Boris Smus

interaction engineering

ESUP Builders

Since May, I’ve been tinkering with brushless electrical motors, trying to make floating objects move more quickly. The proximate result is this electric motorized paddleboard:

Riding my DIY eSUP

This project is by no means finished. Traveling at 5 mph is fun, but not nearly fast enough. As we speak, a motor ten times the power of this one is sitting in a shipping container, en route to my basement. While I wait, let me pause and reflect on the project so far.

This summer I’ve been spending more time on the water. Sailing and stand-up paddling are great escapes from a sometimes monotonous routine. As a result, I’m slowly forgetting luxuries I once took for granted: work trips, visits to Vancouver, vacations to faraway lands.

After my forced sailing hiatus, I needed to find another way to get out on the water. SUPing was great fun, but a bit repetitive, and frustrating in even light headwind. Driven by the need for speed, I found They are a community of crazy European kids building electric hydrofoils that scream above the surface of the water at breakneck speed.

I’m no stranger to strange electric vehicles, but I certainly was when it came to high voltage and high current. When my Solowheel broke down last year and I was unable to fix it on my own, I donated it to an acquaintance who promptly replaced the battery and brought it into tip-top shape. It took him no time at all, but I had no idea where to begin.

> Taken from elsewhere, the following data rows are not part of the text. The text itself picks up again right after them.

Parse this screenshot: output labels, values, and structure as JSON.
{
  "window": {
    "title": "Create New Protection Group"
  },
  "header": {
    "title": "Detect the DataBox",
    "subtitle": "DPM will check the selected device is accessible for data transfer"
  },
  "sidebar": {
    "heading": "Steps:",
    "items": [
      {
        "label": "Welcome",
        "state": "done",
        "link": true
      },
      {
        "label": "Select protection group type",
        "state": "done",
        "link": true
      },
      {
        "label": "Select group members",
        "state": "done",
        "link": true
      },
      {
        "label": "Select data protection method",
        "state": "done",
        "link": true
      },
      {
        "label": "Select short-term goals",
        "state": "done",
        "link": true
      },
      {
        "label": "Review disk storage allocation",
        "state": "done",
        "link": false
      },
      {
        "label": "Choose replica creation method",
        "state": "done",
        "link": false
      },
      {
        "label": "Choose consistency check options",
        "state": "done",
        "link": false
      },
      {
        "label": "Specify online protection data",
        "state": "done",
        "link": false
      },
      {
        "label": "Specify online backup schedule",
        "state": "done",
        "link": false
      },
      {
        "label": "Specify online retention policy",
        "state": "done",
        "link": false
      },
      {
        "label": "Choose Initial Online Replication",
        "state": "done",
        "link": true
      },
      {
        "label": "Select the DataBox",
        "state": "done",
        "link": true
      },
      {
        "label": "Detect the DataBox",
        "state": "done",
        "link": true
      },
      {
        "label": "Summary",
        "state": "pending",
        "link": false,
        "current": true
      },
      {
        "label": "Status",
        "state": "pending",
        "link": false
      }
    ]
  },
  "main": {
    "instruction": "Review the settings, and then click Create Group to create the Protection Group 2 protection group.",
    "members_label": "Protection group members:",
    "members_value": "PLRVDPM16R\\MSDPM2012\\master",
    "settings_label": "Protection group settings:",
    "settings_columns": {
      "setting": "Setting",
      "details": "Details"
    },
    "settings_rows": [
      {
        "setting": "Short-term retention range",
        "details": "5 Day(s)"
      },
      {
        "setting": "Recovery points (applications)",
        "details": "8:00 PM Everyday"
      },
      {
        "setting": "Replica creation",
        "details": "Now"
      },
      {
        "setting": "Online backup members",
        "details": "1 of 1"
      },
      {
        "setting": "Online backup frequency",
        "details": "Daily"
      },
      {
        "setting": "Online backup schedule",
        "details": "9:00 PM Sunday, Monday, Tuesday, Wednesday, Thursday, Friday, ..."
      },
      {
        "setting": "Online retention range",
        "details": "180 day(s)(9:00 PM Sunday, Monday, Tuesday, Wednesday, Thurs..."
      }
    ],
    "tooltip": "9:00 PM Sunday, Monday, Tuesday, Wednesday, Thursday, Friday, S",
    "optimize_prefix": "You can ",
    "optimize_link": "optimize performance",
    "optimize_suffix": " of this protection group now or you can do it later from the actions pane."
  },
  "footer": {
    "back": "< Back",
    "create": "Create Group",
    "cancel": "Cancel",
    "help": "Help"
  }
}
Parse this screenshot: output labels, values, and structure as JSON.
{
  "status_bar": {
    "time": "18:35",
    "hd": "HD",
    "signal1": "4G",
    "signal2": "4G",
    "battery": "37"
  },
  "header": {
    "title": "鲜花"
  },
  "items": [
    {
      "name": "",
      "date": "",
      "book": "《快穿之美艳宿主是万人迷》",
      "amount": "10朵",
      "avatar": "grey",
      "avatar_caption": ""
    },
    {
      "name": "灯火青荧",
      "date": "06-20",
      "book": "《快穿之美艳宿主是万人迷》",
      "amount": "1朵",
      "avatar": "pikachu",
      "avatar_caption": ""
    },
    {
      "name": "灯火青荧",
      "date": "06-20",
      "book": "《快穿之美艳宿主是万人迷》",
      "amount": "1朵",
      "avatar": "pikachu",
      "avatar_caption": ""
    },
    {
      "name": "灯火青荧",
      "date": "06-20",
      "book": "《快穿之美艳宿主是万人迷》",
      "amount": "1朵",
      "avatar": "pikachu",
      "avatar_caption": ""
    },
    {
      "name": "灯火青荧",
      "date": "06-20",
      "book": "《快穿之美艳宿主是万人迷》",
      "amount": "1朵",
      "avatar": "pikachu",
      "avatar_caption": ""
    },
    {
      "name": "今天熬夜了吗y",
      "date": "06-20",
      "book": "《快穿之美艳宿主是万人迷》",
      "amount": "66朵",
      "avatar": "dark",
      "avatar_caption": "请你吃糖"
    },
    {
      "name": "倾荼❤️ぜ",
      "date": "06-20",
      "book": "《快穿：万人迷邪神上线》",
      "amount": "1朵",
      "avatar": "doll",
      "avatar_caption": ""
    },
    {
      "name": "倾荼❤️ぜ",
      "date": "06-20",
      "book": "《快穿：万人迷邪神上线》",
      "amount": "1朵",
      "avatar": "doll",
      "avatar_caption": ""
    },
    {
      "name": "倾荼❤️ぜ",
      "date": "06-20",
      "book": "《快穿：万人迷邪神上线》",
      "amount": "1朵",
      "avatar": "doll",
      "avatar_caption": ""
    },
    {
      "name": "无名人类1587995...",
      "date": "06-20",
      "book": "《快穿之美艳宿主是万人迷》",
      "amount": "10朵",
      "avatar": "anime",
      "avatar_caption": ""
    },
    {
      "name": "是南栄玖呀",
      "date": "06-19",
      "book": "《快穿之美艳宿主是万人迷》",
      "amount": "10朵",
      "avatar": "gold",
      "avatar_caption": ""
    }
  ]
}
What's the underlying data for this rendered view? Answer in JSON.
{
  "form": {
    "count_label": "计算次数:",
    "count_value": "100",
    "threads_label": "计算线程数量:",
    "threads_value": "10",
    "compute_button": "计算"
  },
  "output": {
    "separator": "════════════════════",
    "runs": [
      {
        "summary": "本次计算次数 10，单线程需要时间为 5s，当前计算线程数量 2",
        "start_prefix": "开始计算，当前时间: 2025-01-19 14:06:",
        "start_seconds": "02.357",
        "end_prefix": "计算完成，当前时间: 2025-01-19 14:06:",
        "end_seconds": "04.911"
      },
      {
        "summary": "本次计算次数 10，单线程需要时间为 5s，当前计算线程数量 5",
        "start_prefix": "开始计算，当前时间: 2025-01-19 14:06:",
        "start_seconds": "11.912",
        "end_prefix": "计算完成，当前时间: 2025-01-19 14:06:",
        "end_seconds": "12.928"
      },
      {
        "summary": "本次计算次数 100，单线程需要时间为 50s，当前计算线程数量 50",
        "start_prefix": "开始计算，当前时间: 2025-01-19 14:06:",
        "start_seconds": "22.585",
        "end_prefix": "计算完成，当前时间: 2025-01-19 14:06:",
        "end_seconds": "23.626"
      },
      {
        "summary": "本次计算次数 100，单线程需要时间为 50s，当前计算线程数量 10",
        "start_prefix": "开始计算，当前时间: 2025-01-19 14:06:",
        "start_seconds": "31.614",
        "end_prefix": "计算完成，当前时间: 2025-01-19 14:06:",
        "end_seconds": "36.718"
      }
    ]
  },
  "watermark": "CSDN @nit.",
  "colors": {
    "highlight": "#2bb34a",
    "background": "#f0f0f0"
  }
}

Happily, the last few months have presented many opportunities for electrical work around the house. I installed a ceiling fan in our bedroom and a window AC in my daughter’s. I wired up and installed new outlets in the basement. These are not glamorous achievements, just small victories that slightly reduced my fear of electricity.

Building for …

There is something very satisfying about creating physical objects with your own hands. In these strange times, I find this to be one of my most comforting escapes.

If the resulting object is of value to you or others, so much the better. Building for my daughter takes the cake, especially when she appreciates the results. Building for the community is also gratifying and surprising. Sometimes you just build to learn. This time, I’m building for myself. And in this case, a big part of the challenge will be learning to ride the damn thing. I think I’m up for the challenge!

Realizing that I’m dealing with a completely new domain, and my chance of failure is high, I decided to start small. The first milestone was to create some sort of vessel from a plastic IKEA bin (max 30A, 11V, 5000 RPM, 3cm prop). Having proved the concept, I moved on to something that would support my weight, and substantially larger components (60A, 22V, 1000 RPM, 15cm prop).

Let me conclude with a parts list for both builds.

Tropfast components

As you can see, this is not a seaworthy vessel.

HMS Tropfast, IKEA RC boat shelf



SUPSMUS v1 components

ESUP assembly ESUP drive closeup



3D print of propeller

3D printed mast clamp

Shared components

As you can see, both vessels have a lot of component types in common. So much so that I simply reused some of the same parts in both projects:

I plan to write up a technical summary of what I learned in the process. Stay tuned.